28th May 2010 Print

Aviva has launched a thermal imaging survey service which detects loose or corroded connections in machinery and reduces any potential downtime that would otherwise halt operating systems while manual inspections take place.

This technology can identify ‘hot spots' in wiring, caused by poorly connected cabling, which if undetected, can lead to overheating and potentially a serious fire hazard. Additionally, the service can be utilised to identify leaks, burst pipes, check seals on cold stores and even measure the energy efficiency of buildings.

Aviva is working with its preferred supplier Bureau Veritas to carry out the thermal imaging surveys. In a pilot scheme of 22 risks, 19 major faults were found which could have resulted in a major loss if the fault had remained undetected.

The survey will now be offered as part of Aviva's pre-quote underwriting process for commercial customers, with a focus on manufacturing and engineering clients, as well as to existing clients who will benefit from having regular thermal imaging checks included in maintenance programmes.

Alex Royce, development manager, Aviva commercial product development, said: "We're really excited to be bringing this technology to our customers.  By using thermal imagery we can assess and find any faults quickly and efficiently, without any loss of downtime to the customer. What's more, by pinpointing the fault it means engineers can rectify the problem more quickly too.

"We believe Aviva is the first insurer to offer this technology as part of its commercial insurance package."

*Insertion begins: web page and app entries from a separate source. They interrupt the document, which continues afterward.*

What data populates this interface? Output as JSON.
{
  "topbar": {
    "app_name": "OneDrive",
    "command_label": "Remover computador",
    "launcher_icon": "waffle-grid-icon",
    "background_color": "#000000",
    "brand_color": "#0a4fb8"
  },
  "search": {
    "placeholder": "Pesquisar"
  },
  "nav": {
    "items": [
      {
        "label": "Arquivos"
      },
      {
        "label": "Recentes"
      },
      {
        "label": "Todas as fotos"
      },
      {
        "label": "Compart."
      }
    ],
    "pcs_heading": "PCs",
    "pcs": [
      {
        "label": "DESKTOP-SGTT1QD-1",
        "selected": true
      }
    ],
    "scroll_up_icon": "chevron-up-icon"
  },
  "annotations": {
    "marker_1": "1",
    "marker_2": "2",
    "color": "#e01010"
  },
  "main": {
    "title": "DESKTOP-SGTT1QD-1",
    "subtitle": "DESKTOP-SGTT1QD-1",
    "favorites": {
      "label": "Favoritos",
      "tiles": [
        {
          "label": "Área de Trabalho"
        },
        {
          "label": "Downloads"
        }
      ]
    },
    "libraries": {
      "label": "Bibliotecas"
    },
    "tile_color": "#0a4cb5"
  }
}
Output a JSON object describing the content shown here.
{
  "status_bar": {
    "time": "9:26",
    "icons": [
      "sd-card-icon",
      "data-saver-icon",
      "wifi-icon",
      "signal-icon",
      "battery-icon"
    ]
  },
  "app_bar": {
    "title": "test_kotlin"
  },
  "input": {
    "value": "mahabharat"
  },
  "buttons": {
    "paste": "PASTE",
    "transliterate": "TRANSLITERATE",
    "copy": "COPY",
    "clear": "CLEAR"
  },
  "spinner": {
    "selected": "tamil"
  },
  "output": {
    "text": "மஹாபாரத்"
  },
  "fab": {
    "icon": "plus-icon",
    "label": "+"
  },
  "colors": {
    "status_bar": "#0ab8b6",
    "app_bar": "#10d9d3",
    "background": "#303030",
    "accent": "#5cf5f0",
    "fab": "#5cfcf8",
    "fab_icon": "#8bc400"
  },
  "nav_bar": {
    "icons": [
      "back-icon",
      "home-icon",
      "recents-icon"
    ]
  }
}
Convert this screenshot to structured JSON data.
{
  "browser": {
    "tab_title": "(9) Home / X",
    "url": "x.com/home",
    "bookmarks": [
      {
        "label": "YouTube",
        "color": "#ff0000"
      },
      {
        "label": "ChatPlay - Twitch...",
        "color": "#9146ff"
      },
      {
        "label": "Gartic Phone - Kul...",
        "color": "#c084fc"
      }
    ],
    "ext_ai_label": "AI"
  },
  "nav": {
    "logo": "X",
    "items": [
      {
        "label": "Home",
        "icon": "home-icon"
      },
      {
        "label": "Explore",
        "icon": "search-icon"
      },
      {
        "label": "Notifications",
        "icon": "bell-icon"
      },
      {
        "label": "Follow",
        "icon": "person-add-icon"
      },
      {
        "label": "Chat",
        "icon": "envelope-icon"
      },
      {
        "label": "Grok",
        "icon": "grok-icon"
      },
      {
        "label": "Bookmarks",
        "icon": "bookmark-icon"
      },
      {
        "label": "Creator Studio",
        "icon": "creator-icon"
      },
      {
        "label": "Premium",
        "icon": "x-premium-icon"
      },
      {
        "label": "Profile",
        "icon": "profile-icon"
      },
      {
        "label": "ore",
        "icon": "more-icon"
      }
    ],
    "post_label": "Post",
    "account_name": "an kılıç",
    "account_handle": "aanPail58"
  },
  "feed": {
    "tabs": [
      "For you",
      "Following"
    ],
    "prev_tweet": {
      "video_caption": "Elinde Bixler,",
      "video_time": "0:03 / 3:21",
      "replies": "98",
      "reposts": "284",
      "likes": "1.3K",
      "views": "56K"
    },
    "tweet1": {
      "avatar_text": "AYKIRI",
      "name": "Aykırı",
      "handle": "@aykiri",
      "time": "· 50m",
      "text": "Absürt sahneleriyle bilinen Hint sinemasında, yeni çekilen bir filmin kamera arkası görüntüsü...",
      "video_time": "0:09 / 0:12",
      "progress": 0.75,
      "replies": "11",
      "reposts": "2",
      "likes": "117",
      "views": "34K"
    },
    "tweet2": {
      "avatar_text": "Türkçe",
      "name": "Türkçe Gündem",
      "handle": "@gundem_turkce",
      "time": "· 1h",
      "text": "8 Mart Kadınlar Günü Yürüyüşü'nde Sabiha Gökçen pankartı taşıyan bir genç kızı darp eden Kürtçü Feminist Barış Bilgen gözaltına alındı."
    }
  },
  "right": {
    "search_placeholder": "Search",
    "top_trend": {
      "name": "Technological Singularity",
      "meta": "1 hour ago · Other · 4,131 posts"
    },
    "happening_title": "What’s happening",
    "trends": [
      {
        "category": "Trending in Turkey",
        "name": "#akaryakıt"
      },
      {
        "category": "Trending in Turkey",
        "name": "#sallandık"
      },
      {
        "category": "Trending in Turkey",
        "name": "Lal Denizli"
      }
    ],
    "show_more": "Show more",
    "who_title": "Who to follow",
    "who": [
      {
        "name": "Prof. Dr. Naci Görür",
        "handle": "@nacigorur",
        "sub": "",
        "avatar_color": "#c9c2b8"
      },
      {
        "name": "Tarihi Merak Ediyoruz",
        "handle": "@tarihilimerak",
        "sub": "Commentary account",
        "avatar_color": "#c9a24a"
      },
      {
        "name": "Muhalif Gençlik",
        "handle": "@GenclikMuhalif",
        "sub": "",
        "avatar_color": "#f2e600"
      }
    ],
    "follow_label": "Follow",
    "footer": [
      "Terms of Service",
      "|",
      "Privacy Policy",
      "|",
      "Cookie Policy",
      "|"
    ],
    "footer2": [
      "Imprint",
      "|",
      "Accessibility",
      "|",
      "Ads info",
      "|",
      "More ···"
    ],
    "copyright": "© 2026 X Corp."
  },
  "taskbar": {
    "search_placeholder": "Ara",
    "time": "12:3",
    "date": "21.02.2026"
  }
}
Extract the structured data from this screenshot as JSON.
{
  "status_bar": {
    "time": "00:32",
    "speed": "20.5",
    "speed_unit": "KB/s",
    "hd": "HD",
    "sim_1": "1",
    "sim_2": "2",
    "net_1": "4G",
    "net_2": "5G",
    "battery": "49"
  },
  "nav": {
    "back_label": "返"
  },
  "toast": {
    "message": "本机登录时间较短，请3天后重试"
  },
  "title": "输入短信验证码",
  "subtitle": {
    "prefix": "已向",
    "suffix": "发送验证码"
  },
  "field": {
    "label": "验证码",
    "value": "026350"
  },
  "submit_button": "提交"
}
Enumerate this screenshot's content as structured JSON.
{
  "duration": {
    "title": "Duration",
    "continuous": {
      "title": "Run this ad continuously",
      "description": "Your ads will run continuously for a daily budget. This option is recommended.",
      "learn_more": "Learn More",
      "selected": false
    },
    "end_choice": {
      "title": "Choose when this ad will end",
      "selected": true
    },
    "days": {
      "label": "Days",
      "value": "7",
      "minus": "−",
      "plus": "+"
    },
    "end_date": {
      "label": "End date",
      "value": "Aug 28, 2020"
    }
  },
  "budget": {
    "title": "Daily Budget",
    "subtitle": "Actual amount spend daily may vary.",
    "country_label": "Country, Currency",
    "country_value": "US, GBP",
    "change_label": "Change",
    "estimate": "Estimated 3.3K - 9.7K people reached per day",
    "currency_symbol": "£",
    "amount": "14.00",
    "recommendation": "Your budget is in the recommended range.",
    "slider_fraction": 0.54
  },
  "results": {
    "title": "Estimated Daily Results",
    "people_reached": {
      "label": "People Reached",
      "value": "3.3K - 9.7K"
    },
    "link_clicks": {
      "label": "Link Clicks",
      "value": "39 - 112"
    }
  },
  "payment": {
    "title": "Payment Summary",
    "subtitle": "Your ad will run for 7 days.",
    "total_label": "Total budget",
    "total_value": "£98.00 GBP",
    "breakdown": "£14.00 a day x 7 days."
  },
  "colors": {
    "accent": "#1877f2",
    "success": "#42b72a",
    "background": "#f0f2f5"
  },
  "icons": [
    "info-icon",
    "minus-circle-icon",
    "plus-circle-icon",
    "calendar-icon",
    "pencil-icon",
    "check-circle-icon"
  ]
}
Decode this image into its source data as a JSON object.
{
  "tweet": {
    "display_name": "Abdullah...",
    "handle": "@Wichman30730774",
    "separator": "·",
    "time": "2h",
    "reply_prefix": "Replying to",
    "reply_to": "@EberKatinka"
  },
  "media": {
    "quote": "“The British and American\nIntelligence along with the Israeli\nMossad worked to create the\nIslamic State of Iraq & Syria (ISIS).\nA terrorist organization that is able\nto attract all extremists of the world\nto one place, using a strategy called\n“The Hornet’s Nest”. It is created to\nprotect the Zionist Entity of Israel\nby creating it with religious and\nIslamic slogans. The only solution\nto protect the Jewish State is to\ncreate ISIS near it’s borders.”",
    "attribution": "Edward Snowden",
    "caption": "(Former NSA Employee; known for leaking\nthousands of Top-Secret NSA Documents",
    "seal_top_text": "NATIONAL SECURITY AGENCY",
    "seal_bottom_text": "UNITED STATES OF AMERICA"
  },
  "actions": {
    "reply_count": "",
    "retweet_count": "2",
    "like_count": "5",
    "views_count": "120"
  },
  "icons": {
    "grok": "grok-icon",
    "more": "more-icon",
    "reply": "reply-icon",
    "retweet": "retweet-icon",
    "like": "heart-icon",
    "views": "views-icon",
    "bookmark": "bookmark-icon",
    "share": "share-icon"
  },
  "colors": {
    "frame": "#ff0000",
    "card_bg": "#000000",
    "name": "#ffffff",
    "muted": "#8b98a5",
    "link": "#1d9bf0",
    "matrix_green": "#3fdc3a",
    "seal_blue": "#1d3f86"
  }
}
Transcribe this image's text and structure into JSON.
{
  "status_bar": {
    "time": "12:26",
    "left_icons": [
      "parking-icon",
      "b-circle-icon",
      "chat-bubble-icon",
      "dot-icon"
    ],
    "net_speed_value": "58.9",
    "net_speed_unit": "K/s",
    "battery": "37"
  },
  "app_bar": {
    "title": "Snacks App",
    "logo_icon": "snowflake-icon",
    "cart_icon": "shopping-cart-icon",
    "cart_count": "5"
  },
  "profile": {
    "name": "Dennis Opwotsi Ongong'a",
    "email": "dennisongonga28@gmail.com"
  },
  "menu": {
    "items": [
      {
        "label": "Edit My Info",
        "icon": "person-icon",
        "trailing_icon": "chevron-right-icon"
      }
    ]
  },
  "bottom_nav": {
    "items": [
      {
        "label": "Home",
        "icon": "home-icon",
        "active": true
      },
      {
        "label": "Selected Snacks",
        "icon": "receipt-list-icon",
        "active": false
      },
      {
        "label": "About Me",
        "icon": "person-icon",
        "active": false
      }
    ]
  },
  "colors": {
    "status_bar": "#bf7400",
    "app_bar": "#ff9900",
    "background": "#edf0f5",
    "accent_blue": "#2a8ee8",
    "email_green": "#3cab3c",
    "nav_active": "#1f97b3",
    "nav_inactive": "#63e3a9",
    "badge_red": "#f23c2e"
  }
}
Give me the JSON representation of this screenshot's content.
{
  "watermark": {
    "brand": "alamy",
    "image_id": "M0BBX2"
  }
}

Thermal imaging surveys are non-invasive and produce fast, accurate and immediate temperature measurement and fault detection which complements existing risk avoidance measures.

Royce continues: "Businesses also benefit from increased reliability and efficiency of mechanical equipment resulting in reduced breakdowns and stoppages and significantly reduced maintenance costs and production losses.

"The addition of thermal imaging technology to the underwriting process also means that risks that might have previously been turned down can now be surveyed and possibly offered cover."

"The technology also assists businesses in complying with legal requirements of the Electricity at Work regulations by complementing the electrical periodic test and inspection and helping to prove the safety of electrical systems."

Thermal image surveys can be incorporated into existing predictive and preventative maintenance programs.